[Provided entries]
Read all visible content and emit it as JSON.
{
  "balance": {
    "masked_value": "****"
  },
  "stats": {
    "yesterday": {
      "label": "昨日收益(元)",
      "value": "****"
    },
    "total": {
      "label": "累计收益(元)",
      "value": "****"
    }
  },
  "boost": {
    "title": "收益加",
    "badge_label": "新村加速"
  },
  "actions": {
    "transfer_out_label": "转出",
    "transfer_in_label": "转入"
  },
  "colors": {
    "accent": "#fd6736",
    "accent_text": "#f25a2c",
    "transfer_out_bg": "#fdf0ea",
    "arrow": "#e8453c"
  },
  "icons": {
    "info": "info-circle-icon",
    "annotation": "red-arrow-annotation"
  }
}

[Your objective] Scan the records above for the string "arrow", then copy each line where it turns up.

[Response area]
    "arrow": "#e8453c"
    "annotation": "red-arrow-annotation"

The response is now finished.